EXERCISE DETAILS: Among the entries below, find the lines that contain the string "buyers". State only how many there are.

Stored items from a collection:
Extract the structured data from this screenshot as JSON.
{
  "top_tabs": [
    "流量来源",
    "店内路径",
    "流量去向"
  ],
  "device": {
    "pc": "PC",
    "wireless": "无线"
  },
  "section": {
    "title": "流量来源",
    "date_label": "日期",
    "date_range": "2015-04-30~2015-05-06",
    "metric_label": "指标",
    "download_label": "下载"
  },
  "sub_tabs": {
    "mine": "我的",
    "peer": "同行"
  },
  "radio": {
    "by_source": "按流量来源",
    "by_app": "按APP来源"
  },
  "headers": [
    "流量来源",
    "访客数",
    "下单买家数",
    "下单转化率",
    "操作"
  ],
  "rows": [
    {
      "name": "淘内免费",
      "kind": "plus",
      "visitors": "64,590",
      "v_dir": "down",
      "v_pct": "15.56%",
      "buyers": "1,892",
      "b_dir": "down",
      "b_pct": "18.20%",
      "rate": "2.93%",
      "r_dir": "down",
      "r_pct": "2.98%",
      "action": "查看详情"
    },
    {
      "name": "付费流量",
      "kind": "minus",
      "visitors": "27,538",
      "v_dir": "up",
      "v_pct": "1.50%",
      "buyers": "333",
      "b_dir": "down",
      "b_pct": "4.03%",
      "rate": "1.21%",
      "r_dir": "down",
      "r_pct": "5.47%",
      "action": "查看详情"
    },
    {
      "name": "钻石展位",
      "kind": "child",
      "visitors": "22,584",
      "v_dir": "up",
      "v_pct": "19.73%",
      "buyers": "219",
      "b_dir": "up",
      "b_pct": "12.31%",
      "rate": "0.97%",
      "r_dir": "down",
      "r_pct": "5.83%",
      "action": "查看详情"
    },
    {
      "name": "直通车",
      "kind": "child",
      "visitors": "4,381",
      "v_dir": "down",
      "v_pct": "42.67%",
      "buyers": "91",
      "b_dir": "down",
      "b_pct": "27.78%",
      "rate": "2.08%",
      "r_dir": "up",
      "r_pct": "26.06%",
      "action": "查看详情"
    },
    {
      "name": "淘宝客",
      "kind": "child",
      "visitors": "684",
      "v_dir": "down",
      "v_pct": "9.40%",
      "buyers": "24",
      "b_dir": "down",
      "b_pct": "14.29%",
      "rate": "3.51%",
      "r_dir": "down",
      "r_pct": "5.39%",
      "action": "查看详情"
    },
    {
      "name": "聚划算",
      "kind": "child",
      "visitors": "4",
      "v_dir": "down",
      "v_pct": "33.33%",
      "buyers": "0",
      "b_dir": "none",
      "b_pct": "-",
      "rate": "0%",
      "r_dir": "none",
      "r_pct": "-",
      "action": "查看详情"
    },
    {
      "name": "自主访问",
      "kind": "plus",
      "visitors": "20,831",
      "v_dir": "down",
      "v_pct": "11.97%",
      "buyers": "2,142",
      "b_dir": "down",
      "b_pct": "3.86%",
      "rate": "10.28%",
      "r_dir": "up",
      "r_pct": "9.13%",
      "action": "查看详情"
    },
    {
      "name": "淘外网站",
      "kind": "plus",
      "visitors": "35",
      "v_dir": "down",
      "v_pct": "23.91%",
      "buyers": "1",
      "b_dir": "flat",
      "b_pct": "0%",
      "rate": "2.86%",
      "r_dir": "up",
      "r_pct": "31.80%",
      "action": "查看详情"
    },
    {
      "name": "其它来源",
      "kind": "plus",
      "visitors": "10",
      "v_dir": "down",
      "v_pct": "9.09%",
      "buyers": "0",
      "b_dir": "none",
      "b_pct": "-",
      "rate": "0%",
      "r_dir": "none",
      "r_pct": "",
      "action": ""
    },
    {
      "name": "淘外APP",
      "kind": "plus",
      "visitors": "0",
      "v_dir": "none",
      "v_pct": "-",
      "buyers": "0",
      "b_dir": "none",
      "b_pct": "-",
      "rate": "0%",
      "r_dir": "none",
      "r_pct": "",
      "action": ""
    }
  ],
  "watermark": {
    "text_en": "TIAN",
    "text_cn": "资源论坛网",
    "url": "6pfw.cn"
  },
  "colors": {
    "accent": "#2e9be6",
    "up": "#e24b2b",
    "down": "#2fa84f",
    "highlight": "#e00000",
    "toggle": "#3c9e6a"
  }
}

RESPONSE AREA: 10